Making a cut (incision) along the eyelid crease in the natural skin fold of the eyelid
Removing excess skin, fat or muscle
Closing up the incision – the scar will be hidden in the natural fold of the eyelid
Surgery on the lower eyelids generally involves:
Making an incision either just below the lower lashes or on the inside of the eyelid
Moving or removing fat from the bags under the eyes, and sometimes also a small amount of skin
Supporting the muscles and tendon of the eyelid if necessary
The surgeon will normally apply thin, sticky strips called suture strips to support the eyelids after surgery. These are usually removed up to a week later.
An upper blepharoplasty may take about one hour. Surgery on the lower lid may take up to two hours. Most patients can go home the same day.
It’s advisable to take about a week off work to recover from eyelid surgery.

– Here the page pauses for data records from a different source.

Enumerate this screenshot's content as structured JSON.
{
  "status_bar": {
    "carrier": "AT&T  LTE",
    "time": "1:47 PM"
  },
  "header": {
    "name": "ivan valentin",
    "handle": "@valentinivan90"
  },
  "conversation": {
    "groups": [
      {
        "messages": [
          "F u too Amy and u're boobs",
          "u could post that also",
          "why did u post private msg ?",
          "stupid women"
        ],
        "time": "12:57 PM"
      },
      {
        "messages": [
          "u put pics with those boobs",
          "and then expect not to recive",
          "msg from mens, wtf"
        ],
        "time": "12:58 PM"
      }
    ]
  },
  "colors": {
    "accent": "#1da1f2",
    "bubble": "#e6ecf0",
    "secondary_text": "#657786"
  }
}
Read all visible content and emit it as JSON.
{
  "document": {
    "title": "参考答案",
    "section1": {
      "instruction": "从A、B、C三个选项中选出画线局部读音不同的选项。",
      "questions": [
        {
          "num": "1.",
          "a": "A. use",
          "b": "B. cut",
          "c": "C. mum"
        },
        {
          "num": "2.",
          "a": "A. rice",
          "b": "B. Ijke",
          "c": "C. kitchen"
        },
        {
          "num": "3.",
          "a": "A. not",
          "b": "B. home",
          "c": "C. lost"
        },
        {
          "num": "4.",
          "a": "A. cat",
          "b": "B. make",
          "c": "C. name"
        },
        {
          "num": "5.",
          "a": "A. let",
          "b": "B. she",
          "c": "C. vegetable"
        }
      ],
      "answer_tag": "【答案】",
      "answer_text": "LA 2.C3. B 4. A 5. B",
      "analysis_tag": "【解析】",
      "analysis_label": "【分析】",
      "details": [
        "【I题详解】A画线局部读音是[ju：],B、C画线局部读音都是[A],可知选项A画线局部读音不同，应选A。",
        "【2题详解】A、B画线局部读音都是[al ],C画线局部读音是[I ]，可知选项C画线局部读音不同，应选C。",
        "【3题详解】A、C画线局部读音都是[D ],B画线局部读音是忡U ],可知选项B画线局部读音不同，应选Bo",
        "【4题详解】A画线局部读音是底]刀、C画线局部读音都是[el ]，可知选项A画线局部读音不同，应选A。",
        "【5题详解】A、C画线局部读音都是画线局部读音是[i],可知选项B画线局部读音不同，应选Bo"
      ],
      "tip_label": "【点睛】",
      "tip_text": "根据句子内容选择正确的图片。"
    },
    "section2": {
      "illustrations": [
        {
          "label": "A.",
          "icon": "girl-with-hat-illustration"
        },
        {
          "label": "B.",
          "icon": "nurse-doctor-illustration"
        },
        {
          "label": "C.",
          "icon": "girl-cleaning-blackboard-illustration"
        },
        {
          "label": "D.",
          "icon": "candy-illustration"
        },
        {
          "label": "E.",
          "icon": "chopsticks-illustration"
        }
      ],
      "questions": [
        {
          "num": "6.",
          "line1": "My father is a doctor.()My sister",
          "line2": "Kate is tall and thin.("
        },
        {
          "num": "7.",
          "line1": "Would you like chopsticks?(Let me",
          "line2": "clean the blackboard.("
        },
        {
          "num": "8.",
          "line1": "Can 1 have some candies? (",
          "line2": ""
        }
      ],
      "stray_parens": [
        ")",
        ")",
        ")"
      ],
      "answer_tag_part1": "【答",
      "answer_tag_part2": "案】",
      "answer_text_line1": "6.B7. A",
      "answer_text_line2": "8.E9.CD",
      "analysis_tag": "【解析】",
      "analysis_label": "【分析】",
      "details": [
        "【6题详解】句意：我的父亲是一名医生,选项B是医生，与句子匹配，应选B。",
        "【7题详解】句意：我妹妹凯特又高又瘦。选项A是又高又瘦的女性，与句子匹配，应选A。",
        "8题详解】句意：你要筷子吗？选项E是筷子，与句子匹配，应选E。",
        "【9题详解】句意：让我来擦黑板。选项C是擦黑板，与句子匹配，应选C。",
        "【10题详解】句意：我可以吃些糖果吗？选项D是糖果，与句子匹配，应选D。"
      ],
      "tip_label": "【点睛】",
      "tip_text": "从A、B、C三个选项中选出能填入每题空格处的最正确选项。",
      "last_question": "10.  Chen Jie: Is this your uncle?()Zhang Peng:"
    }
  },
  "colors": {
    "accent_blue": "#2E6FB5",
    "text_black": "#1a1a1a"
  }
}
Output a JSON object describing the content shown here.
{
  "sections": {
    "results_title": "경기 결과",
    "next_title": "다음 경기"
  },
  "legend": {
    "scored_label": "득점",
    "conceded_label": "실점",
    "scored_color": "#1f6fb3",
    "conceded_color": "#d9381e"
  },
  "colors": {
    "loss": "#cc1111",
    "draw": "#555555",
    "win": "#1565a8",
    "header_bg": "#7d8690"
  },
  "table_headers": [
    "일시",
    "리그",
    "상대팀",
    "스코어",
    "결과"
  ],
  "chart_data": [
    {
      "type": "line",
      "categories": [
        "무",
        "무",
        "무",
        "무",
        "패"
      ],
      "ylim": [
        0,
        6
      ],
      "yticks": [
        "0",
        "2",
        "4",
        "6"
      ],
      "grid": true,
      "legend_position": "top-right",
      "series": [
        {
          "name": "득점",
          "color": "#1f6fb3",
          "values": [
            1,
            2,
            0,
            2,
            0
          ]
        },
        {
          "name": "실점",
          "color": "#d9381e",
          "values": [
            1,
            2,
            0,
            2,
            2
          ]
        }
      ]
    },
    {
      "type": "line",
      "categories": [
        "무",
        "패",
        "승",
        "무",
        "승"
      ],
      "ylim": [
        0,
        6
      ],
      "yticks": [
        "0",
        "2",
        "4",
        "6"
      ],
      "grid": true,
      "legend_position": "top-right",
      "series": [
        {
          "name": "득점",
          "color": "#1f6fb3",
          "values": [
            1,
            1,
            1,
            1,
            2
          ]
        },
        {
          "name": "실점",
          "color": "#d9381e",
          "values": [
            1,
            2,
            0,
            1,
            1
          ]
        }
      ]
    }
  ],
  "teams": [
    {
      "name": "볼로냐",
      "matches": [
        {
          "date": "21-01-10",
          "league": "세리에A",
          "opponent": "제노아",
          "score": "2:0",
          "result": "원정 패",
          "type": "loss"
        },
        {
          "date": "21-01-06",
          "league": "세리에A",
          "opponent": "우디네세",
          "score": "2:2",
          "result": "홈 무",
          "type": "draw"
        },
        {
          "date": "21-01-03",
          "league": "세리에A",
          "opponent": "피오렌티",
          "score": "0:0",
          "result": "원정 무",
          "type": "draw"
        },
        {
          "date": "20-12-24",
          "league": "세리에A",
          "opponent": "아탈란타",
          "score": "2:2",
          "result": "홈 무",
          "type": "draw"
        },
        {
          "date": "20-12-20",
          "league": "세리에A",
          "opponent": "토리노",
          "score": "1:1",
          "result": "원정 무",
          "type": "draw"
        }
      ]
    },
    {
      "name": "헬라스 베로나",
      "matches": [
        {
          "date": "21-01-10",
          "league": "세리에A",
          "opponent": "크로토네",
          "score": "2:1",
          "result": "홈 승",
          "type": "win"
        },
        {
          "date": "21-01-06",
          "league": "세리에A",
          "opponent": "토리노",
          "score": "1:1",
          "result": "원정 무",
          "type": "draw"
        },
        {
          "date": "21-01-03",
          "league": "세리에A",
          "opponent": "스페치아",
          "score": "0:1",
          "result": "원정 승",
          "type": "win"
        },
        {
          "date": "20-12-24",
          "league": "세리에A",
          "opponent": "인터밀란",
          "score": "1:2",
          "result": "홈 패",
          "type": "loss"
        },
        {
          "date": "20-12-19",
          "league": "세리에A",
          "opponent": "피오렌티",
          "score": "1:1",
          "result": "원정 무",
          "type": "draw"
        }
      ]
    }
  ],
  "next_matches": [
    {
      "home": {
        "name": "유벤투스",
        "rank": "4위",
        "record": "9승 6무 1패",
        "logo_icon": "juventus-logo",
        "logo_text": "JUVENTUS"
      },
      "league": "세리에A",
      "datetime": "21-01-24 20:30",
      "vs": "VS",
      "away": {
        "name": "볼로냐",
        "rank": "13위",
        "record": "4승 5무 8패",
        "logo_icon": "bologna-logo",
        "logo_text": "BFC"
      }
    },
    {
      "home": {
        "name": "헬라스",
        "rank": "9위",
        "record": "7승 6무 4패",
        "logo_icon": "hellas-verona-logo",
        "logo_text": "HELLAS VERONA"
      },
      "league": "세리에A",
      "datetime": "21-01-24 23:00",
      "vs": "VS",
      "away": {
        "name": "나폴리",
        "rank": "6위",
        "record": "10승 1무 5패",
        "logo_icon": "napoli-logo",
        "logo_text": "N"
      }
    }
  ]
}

It may be obvious for a little longer than a week that you’ve just had eyelid surgery.
You won’t be able to drive for a number of days after the operation. Bruises, scars and redness may take several weeks to fade.
You probably need to:
Prop your head up with pillows for a couple of days when resting to reduce the swelling
Gently clean your eyelids using prescribed ointment or eyedrops
Hold a cold pack to your eye for a few days – try a pack of frozen peas wrapped in a tea towel
Wear sunglasses to protect your eyes from the sun and wind
Take paracetamol or another prescribed painkiller to relieve any mild pain
You should avoid:
Strenuous activity and swimming for a few days
Contact lenses and rubbing the eyes
Side effects to expect
It’s common after eyelid surgery to temporarily have:
Puffy, numb eyelids that are difficult to close at night
Irritated, sensitive or watery eyes – this may last a few weeks
Bruising that looks like a black eye
Pink scars – these eventually fade to almost be invisible
What could go wrong
Eyelid surgery can occasionally result in:
Temporary blurred or double vision
Your eyes looking slightly asymmetrical
A pool of blood collecting under the skin (haematoma) – this usually disappears on its own after a few weeks
Rarely, it can result in more serious problems, including:
The lower eyelid drooping away from the eye and turning outwards (ectropion)
The lower eyelid becoming pulled down and showing the white of the eye below the iris (eyelid retraction)
Blindness – this is extremely rare
Also, any type of operation carries a small risk of:
Developing a blood clot in a vein
An allergic reaction to the anaesthetic
The surgeon should explain how likely these risks and complications are, and how they would be treated if they occurred.
Occasionally, patients find the desired effect wasn’t achieved and feel they need another operation.